_Aim of the task_
Tally every line of the entries that contains the string "JSON", then reply with only that number.

(Beginning of Dataset records)

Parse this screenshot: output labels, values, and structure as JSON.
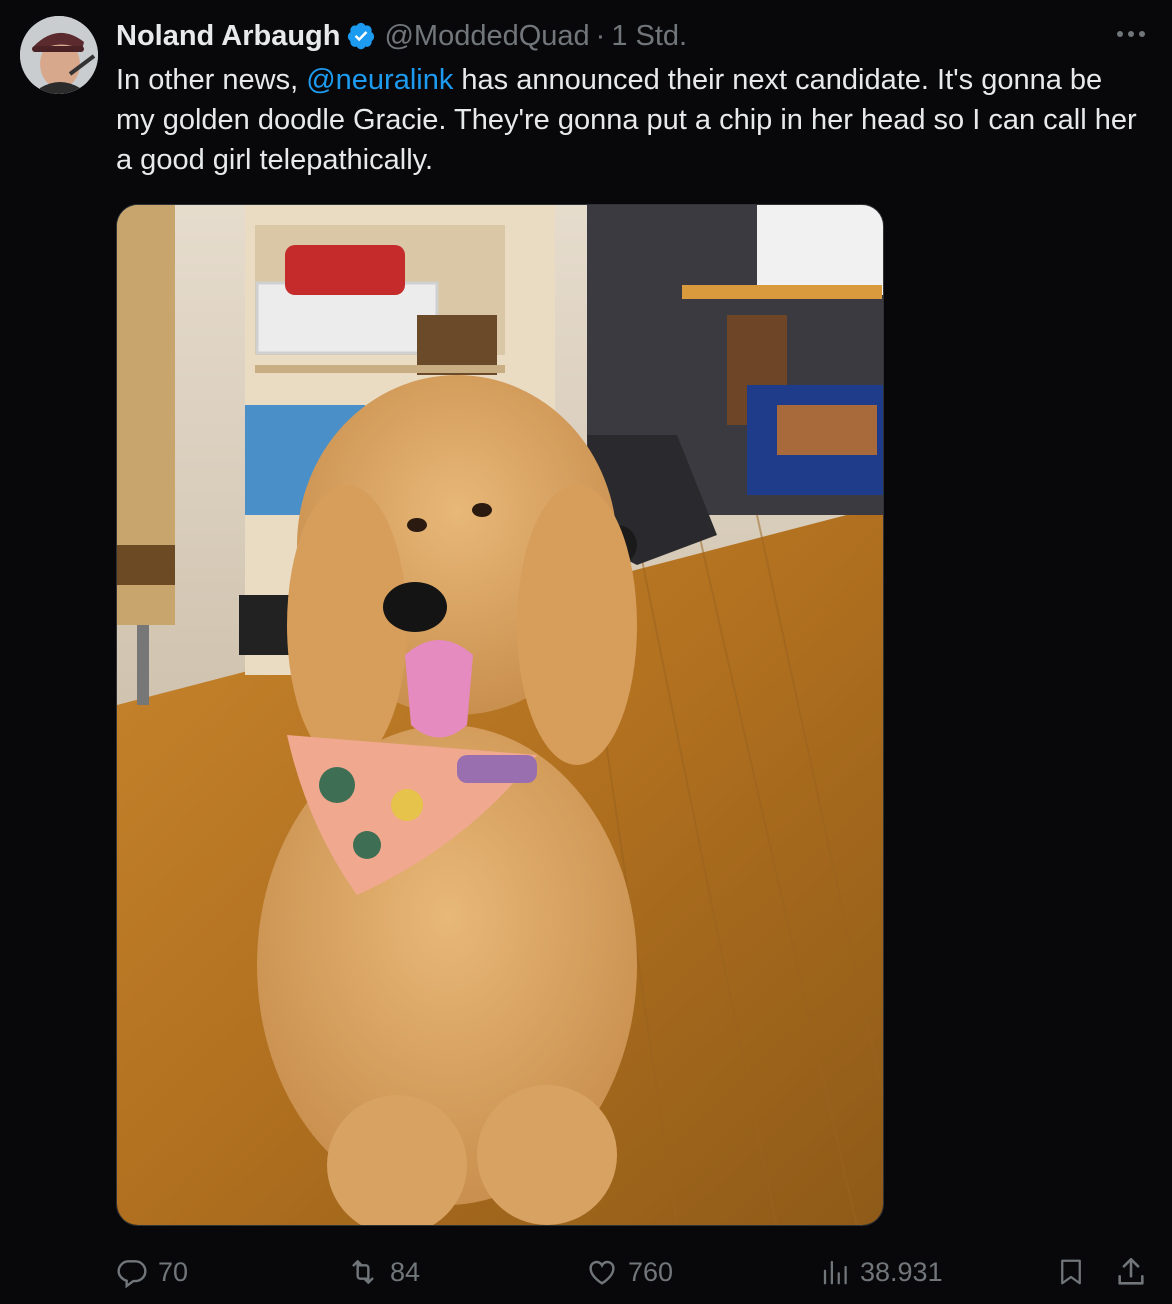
{
  "author": {
    "display_name": "Noland Arbaugh",
    "handle": "@ModdedQuad",
    "separator": "·",
    "time": "1 Std."
  },
  "tweet": {
    "text_before": "In other news, ",
    "mention": "@neuralink",
    "text_after": " has announced their next candidate. It's gonna be my golden doodle Gracie. They're gonna put a chip in her head so I can call her a good girl telepathically."
  },
  "actions": {
    "replies": "70",
    "reposts": "84",
    "likes": "760",
    "views": "38.931"
  },
  "icons": {
    "verified": "verified-badge-icon",
    "more": "more-options-icon",
    "reply": "reply-icon",
    "repost": "repost-icon",
    "like": "heart-icon",
    "views": "views-chart-icon",
    "bookmark": "bookmark-icon",
    "share": "share-icon"
  },
  "colors": {
    "background": "#08080a",
    "text": "#e7e9ea",
    "muted": "#71767b",
    "accent": "#1d9bf0"
  }
}
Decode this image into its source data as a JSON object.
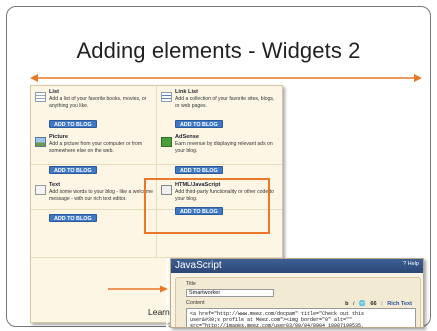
{
  "slide": {
    "title": "Adding elements - Widgets 2",
    "accent_color": "#e8792a",
    "learn_text": "Learn"
  },
  "gadgets": [
    {
      "icon": "list-icon",
      "title": "List",
      "description": "Add a list of your favorite books, movies, or anything you like.",
      "button": "ADD TO BLOG"
    },
    {
      "icon": "link-list-icon",
      "title": "Link List",
      "description": "Add a collection of your favorite sites, blogs, or web pages.",
      "button": "ADD TO BLOG"
    },
    {
      "icon": "picture-icon",
      "title": "Picture",
      "description": "Add a picture from your computer or from somewhere else on the web.",
      "button": "ADD TO BLOG"
    },
    {
      "icon": "adsense-icon",
      "title": "AdSense",
      "description": "Earn revenue by displaying relevant ads on your blog.",
      "button": "ADD TO BLOG"
    },
    {
      "icon": "text-icon",
      "title": "Text",
      "description": "Add some words to your blog - like a welcome message - with our rich text editor.",
      "button": "ADD TO BLOG"
    },
    {
      "icon": "html-javascript-icon",
      "title": "HTML/JavaScript",
      "description": "Add third-party functionality or other code to your blog.",
      "button": "ADD TO BLOG"
    }
  ],
  "dialog": {
    "title": "JavaScript",
    "help": "? Help",
    "title_label": "Title",
    "title_value": "Smartworker",
    "content_label": "Content",
    "toolbar": {
      "bold": "b",
      "italic": "i",
      "link": "🌐",
      "quote": "66",
      "rich_text": "Rich Text"
    },
    "content_value": "<a href=\"http://www.meez.com/docpam\" title=\"Check out this\nuser&#39;s profile at Meez.com\"><img border=\"0\" alt=\"\"\nsrc=\"http://images.meez.com/user03/09/04/0904_10007199535."
  }
}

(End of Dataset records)

_Output for this exercise_
2